This is the second in this series of posts highlighting some of the differentiators between Capture One and Lightroom. As with the first, if you’re reading this, the likelihood is that you are or were recently a Lightroom user and are curious about a better software solution with which to treat your images.
Tenba has been creating some very stylish and excellently designed camera bags recently and the Tenba Roadie Air Case Roller 21 is the pinnacle of these new offerings. With a semi rigid hard shell case surrounded by a 1680 denier ballistic nylon shell, the roadie air case is not only an inconspicuous and highly stylized camera bag, but it's also an incredibly protective roller case that’s great for domestic and international travel.
Capture One is one of those programs that, once learned, is hard to do without, but due to the common experience of learning post-processing software within an Adobe ecosystem, anything different like Capture One can appear less intuitive or more challenging, even if it isn’t.
If you’re reading this, the likelihood is that you are currently or were recently a Lightroom user and are looking for better software with which to treat your images.
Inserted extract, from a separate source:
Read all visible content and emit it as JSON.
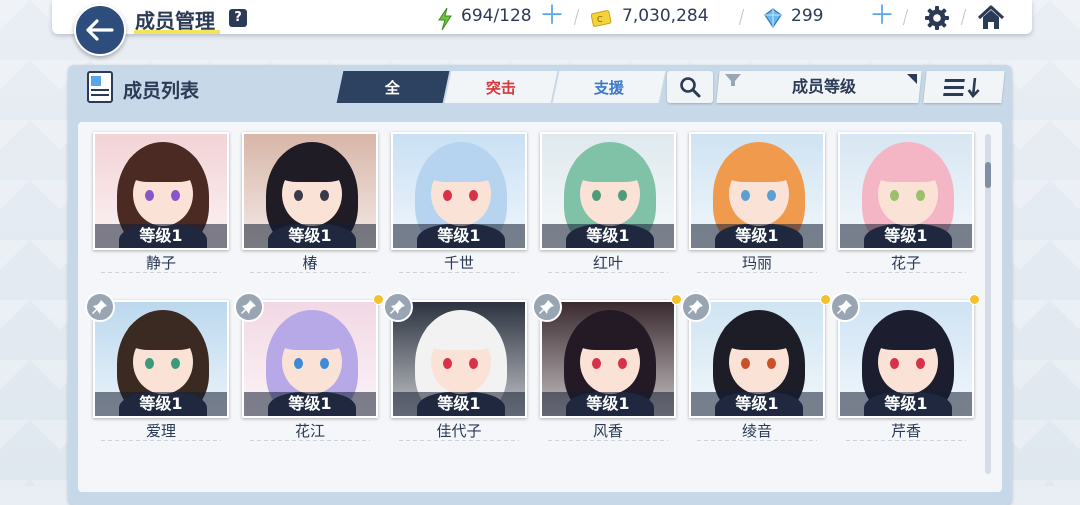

That quest to find the best software is not necessarily an easy one, but it is necessary. While you may change camera bodies, lenses, lights, locations, and styles, the one constant that touches all of your images is the software used to develop them.
For many photographers, the Adobe software suite is the main suite they use for editing and to manage their content. Over the last few years, however, many creatives have become dissatisfied with the monthly subscription model that Adobe has now opted for. For this reason, many photographers have been looking for a viable alternative.
Hiring retouchers is something often talked about but I’ve never considered until recently as it has always seemed out of reach. Canadian company, The Image Salon, recently allowed me to try their portrait retouching services and I was excited to give them a whirl!
One of the best pieces of advice I have been given in recent times was to not be a firefighter. Before you all jump on me and tell me I'm a dummy for saying something negative about people who are clearly more heroic than I am, let me explain. What I mean is to not be proactive in how I operate.
One of the most popular videos we have produced in the last year was with Mike Kelley and Lee Morris as they battled it out in the Amateur Vs Pro Architecture Photographer Shootout. This week Mike and Lee have set their rematch, and you our audience will be the judges!
One of my biggest fears as a professional photographer is that someday, somehow, for some reason, I’m going to lose critical images from a shoot and make a client, and myself, very unhappy. A memory card gets corrupted, a hard drive fails, or my studio burns down.
Recently, I teamed up with Ted Linczak to discuss a simple source of revenue that many wedding photographers fail to utilize well: wedding albums. Ted adds tens of thousands of dollars to his business every year with a few simple workflow and sales techniques. In this video, he shares some of his tips.